Donburi is a Japanese rice bowl dish. Hot steaming rice is place in the bowl topped with fish, meat, or vegetables. The flavorful meat and vegetable juices are absorbed into the rice making it all the more tasty. The toppings need not be fancy. In fact, a simple soft cooked egg drizzled with soy sauce makes a very tasty topping.

Beef donburi also known as Gyudon is very popular in Japan. You can find this fast and inexpensive dish at chain stores across the country. The beef is typically cooked with onions, soy sauce, mirin, sake, and sugar giving it a sweet and salty flavor. Egg is commonly added. Beni shoga (pickled red ginger) and shichimi togarashi (seven flavor chili pepper) are good accompaniments. A bowl of miso soup completes the meal.

When I was a kid, Mom often made half boiled (soft cooked) eggs for breakfast. These were very soft eggs with runny whites and yolks. Fresh brown eggs were placed in a large enamel mug and boiling water poured over to cover the eggs. The lid was placed on the mug and the eggs sat in the hot water bath for 5 to 6 minutes. As soon as the timer went off, the water was drained and the eggs cracked into individual serving bowls. They were then seasoned with a little soy sauce and pepper and served immediately with toast. I remember eating this quite often until I eventually outgrew it. Please note that 5 to 6 minutes may be sufficient in the tropics but over here where it is much cooler, the eggs need to sit for 8 to 9 minutes.

Onsen tamago (hot spring eggs), on the other hand, have firmer egg whites and yolks but they are still soft and creamy. Originally these eggs are slow cooked in baskets lowered into the hot springs. As the temperature in the hot springs is more or less constant, only the timing need to be monitored. Making these at home can be a little tricky as the temperature and timing has to be just right. There are various methods but the easiest and fastest is to use the same method as soft cooked eggs by increasing the time to 11 or 12 minutes instead. The egg in the pictures was a little soft as the water did cool slightly with the lid off while I took pictures. :(

The spicy kimchi is a nice counterpoint to the beef and egg. I used store bought Napa cabbage kimchi this time as it has been a while since I made my own. If you prefer homemade kimchi, do check out my Stuffed Oi Kimchi (Cucumber Kimchi) or Kkakdugi (Radish Kimchi).

Gyudon with Kimchi and Onsen Tamago

Prep Time: 15 minutes

Cook Time: 20 minutes

Yield: 4 servings

Gyudon with Kimchi and Onsen Tamago

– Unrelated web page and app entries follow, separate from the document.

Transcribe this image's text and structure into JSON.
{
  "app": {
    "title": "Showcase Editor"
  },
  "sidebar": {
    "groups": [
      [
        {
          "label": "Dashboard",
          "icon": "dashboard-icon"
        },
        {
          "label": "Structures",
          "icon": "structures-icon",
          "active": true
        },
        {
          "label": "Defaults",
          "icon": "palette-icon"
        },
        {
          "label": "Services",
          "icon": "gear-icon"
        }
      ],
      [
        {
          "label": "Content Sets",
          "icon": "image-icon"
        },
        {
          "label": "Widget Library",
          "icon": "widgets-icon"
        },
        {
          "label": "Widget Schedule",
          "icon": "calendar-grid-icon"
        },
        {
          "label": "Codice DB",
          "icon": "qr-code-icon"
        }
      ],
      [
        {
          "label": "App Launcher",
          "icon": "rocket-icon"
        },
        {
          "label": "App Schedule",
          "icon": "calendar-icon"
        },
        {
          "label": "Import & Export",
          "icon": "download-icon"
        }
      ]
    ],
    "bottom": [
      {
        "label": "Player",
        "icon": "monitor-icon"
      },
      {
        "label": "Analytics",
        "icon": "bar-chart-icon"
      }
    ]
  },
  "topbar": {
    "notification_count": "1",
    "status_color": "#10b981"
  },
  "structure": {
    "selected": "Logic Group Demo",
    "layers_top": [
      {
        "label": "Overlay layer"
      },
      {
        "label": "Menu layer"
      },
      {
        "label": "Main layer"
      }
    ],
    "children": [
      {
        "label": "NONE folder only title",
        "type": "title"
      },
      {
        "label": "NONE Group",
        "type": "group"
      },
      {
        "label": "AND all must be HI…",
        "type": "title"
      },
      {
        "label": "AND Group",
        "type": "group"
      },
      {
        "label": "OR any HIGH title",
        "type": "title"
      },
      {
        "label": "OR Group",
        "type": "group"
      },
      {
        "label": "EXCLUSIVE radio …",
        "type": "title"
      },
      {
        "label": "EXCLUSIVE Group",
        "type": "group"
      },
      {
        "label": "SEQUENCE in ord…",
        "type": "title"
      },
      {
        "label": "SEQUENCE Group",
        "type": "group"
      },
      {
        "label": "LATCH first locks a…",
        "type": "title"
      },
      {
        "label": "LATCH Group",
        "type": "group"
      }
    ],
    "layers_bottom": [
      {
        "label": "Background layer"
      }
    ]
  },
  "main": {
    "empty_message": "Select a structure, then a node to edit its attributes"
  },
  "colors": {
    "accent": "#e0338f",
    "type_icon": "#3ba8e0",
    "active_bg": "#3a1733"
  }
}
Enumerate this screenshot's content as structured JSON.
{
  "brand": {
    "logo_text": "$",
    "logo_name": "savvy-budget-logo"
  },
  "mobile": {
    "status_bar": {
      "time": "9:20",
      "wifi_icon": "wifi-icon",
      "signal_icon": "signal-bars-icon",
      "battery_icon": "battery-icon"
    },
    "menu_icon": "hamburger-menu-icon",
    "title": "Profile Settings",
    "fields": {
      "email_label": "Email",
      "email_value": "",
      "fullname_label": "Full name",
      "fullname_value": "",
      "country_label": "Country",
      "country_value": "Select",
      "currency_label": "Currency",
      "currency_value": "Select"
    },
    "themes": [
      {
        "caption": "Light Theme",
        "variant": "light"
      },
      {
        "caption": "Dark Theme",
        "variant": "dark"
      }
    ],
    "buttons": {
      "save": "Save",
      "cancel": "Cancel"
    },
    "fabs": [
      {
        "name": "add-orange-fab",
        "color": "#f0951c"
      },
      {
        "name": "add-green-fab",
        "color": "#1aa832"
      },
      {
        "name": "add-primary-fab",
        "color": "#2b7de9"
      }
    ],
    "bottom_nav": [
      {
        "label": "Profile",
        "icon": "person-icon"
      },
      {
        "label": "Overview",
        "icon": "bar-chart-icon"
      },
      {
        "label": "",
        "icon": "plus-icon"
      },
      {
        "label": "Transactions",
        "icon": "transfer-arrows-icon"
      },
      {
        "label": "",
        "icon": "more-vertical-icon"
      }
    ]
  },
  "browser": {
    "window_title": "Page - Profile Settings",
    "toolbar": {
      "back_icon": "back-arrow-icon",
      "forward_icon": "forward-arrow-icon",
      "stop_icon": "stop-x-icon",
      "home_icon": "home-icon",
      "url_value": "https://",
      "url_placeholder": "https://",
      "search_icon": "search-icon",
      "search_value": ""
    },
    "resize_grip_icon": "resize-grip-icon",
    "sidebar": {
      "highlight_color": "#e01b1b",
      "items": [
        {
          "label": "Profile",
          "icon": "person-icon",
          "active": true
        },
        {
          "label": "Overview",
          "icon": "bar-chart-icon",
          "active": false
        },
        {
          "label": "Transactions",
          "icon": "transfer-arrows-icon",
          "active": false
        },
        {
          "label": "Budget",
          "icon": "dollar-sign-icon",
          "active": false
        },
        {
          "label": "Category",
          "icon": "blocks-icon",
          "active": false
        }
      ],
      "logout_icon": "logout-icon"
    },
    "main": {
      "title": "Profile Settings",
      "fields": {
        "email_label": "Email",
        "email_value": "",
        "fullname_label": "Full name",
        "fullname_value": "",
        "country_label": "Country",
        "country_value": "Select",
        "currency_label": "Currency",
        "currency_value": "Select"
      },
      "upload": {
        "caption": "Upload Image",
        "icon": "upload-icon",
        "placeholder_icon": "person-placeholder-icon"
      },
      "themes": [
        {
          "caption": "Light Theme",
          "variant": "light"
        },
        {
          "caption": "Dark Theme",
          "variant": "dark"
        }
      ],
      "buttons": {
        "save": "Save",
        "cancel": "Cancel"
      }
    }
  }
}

  • 1 lb (450g) sirloin steak, thinly sliced
  • 2 onions, thinly sliced
  • ¼ cup (60ml) soy sauce
  • 2 tbsp mirin
  • 2 tbsp sake
  • ¼ cup (60ml) water
  • ½ tsp hondashi
  • 1 tsp sugar
  • 1 tbsp sesame oil
  • 4 large eggs
  • Serve with
  • 4 cups cooked short grain rice (preferably hot and steaming)
  • 1 cup Napa cabbage kimchi
  • Slice green onions to garnish


Bring eggs out of the refrigerator. Rinse with warm water from faucet and allow to sit for 10 to 15 minutes for them to come to room temperature. Mix together soy sauce, mirin, sake, hondashi, and sugar in a bowl. Set aside.

Heat sesame oil in a large pan. Fry onions until soft, about 2 minutes. Add beef and fry for another 2 minutes. Pour in soy sauce mixture. When it comes to a boil, reduce heat and allow it to simmer for about 5 minutes. Skim off any scum appearing on the surface. Turn off heat.

While beef is cooking, cook the eggs. Fill a medium sized saucepan with water enough to submerge eggs. Bring water to boil. Turn off heat and remove saucepan from hot stove. Gently lower eggs into hot water and place the lid on. Allow eggs to cook in hot water for 11 to 12 minutes. Drain.

Divide cooked rice into 4 bowls. Pile cooked beef and kimchi onto rice. Crack one cooked egg into each bowl. Garnish with green onions and serve immediately.

Beef, kimchi, and egg should be piled neatly but separately on top of rice. Serve immediately with a bowl of miso soup.

Enjoy…..and have a wonderful day! 8)